A variable refrigerant volume system (VRV) serves the first floor and learning center. The non-ozone-depleting refrigerant, individual zone control capabilities and heat-recovery technologies all play a role in helping the facility meet its sustainability and energy goals.

Credit: courtesy ASHRAE

“We finally are getting close to having our electric meters fully calibrated so the data is completely accurate. There’s been a lot of shaking out we’ve been doing before we go public with a lot of the information,” Harrison says. “The problem we face as an industry is how to take the massive amount of data generated by a building and convert it into information so people can interpret that into knowledge. Frequently we get so much data it just clutters up the screen.”

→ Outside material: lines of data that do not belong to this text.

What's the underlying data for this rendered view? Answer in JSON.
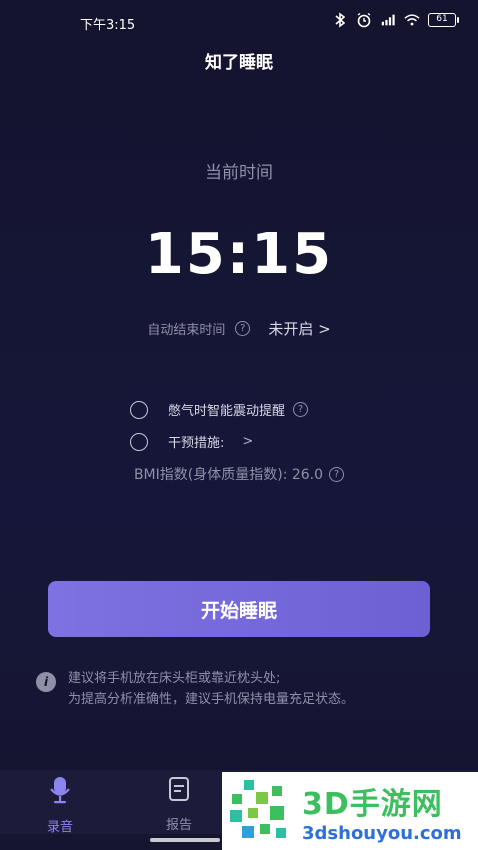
{
  "status_bar": {
    "time": "下午3:15",
    "battery": "61"
  },
  "header": {
    "title": "知了睡眠"
  },
  "main": {
    "current_time_label": "当前时间",
    "clock": "15:15",
    "auto_end_label": "自动结束时间",
    "auto_end_value": "未开启 >",
    "options": [
      {
        "label": "憋气时智能震动提醒"
      },
      {
        "label": "干预措施:"
      }
    ],
    "bmi_text": "BMI指数(身体质量指数): 26.0",
    "start_button": "开始睡眠",
    "tips": [
      "建议将手机放在床头柜或靠近枕头处;",
      "为提高分析准确性，建议手机保持电量充足状态。"
    ]
  },
  "tab_bar": {
    "tabs": [
      {
        "label": "录音",
        "icon": "microphone-icon",
        "active": true
      },
      {
        "label": "报告",
        "icon": "report-icon",
        "active": false
      }
    ]
  },
  "watermark": {
    "name": "3D手游网",
    "url": "3dshouyou.com"
  },
  "colors": {
    "background": "#14142c",
    "accent": "#7e72e2",
    "muted_text": "#8f90a8",
    "watermark_green": "#3bbf5f",
    "watermark_blue": "#2e6fd8"
  }
}
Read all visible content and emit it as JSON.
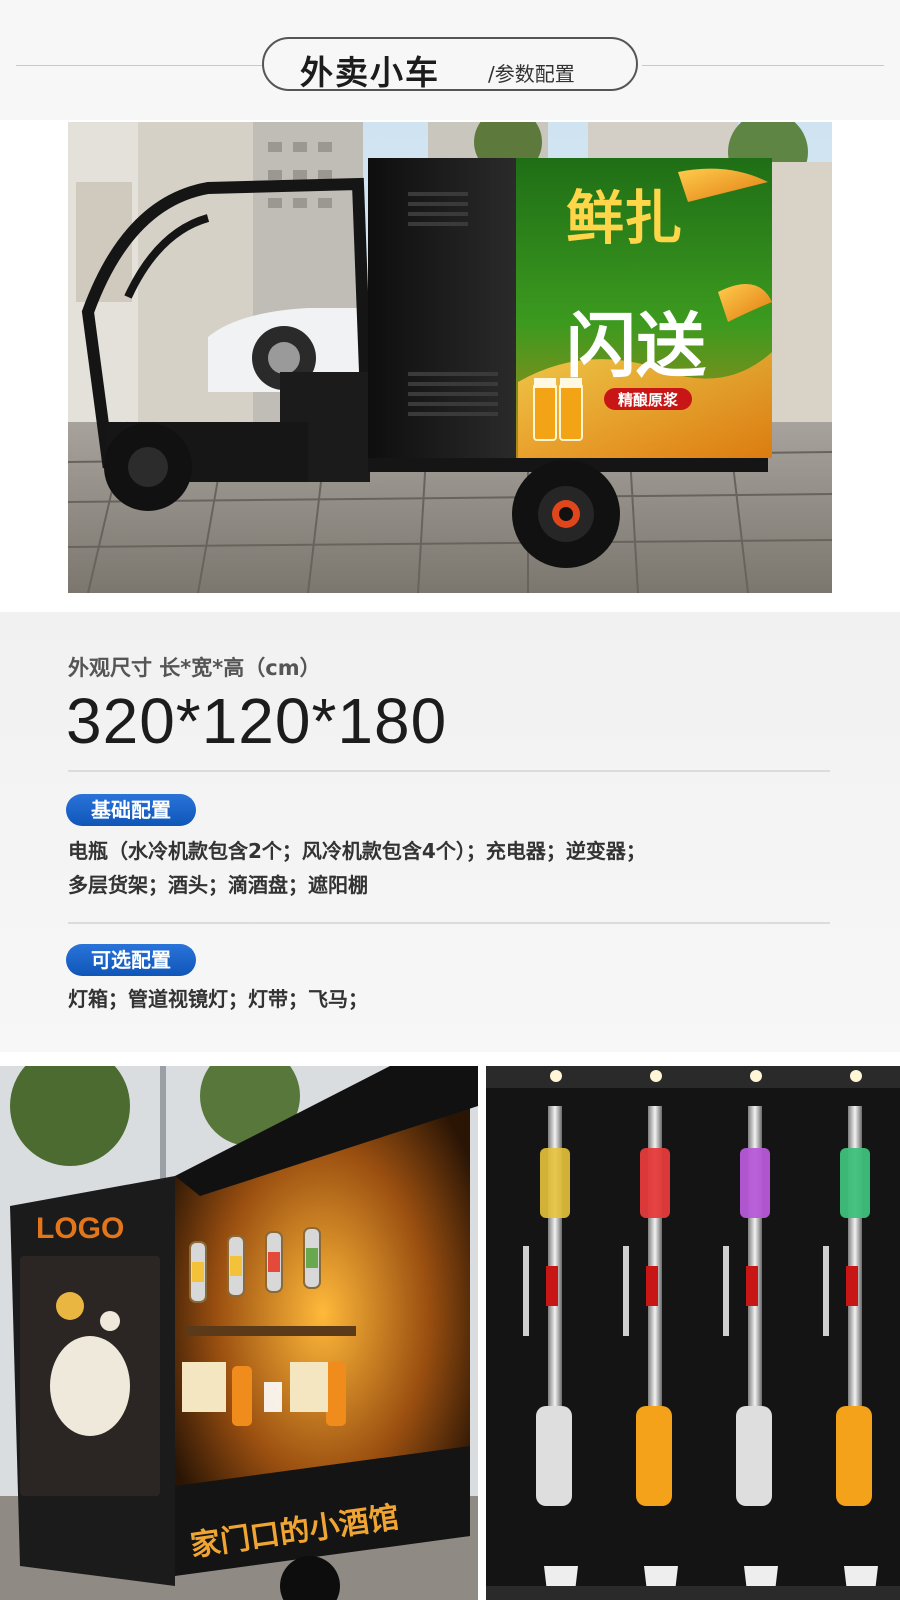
{
  "header": {
    "title": "外卖小车",
    "subtitle": "/参数配置"
  },
  "poster": {
    "line1": "鲜扎",
    "line2": "闪送",
    "tag": "精酿原浆"
  },
  "specs": {
    "dimension_label": "外观尺寸 长*宽*高（cm）",
    "dimension_value": "320*120*180",
    "basic_badge": "基础配置",
    "basic_line1": "电瓶（水冷机款包含2个；风冷机款包含4个）；充电器；逆变器；",
    "basic_line2": "多层货架；酒头；滴酒盘；遮阳棚",
    "optional_badge": "可选配置",
    "optional_text": "灯箱；管道视镜灯；灯带；飞马；"
  },
  "cart_photo": {
    "logo": "LOGO",
    "side_text": "家门口的小酒馆"
  },
  "colors": {
    "badge_blue": "#1565c8",
    "poster_green": "#2f8a1c",
    "beer_amber": "#f0a21b",
    "cart_black": "#1a1a1a"
  }
}
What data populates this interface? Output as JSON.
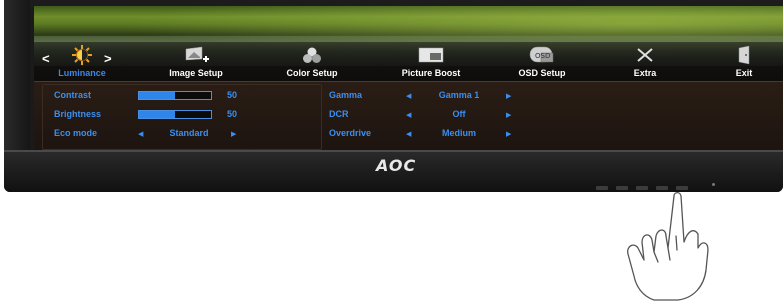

Along with building systems, building occupants also are being monitored in a sense. ASHRAE conducts regular surveys to make sure people are getting the most out of the new space. “In the old building, if you didn’t have an office on the outer edge, you never saw the outside. In the new building, no one is where they can’t see exterior light,” Harrison says. ”Everything I’ve seen says our people like the way the building feels.”

Materials and Sources:

Building management systems and services: Automated Logic, automatedlogic.com
Carpet: InterfaceFLOR, interfaceflor.com
Ceilings: Armstrong, armstrong.com
Concrete: Ready Mix USA, readymixusa.com
Flooring: InterfaceFLOR; Armstrong; Crossville, crossvilleinc.com
Furniture, seating: Allsteel, allsteeloffice.com
Glass: AGC
Gypsum, walls: National Gypsum Co., nationalgypsum.com
HVAC: Automated Logic; Climate Master, climate master.com; Daikin, daikin.com; Trane, trane.com
Insulation: Johns Manville, jm.com
Lighting control systems: Crestron, crestron.com
Lighting: Litecontrol, litecontrol.com; Zumtobel, zumtobel.us
Metal: WhiteHawk, whitehawkinc.com; Bec-Don, becdon.com; Gerdau Ameristeel, gerdauameristeel.com; MBA; Centria, centria.com
Paints and finishes: Pittsburgh Paints, pittsburghpaints.com
Partitions: Modernfold, modernfold.com
Pavers: Hanover Architectural Products, hanoverpavers.com
Photovoltaics: GE Energy, gepower.com
Plumbing, water systems: Rheem Manufacturing Co., rheem.com
Roofing: Firestone Building Products, www.firestonebpco.com
Sensors: Aircuity, aircuity.com
Siding: Centria Windows, curtainwalls, doors: YKK, ykkamerica.com; Glass Stream, glassstream.net; Vistawall, vistawall.com; Oshkosh, oshkoshdoor.com; Mesker Door, meskerdoor.com

Green team

Architect; interior designer; lighting designer; green consultant, LEED consultant and/or life-cycle performance partner­: Richard Wittschiebe Hand (RWH), rwhdesign.com
Client/owner: ASHRAE, ashrae.org
Mechanical engineer: Johnson, Spellman and Associates, jsace.com
Mechanical contractor: Batchelor and Kimball, bkimechanical.com
Structural engineer: Diana D. Quinn
Electrical engineer: Jeffers Engineering Associates
Electrical contractor: Gene Lynn Electric
Commissioning agent: CxGBS, cxgbs.com
Civil/geotechnical engineer, landscape architect: AEC, aecatl.com
General contractor/construction manager: Gay Construction, gayconstruction.com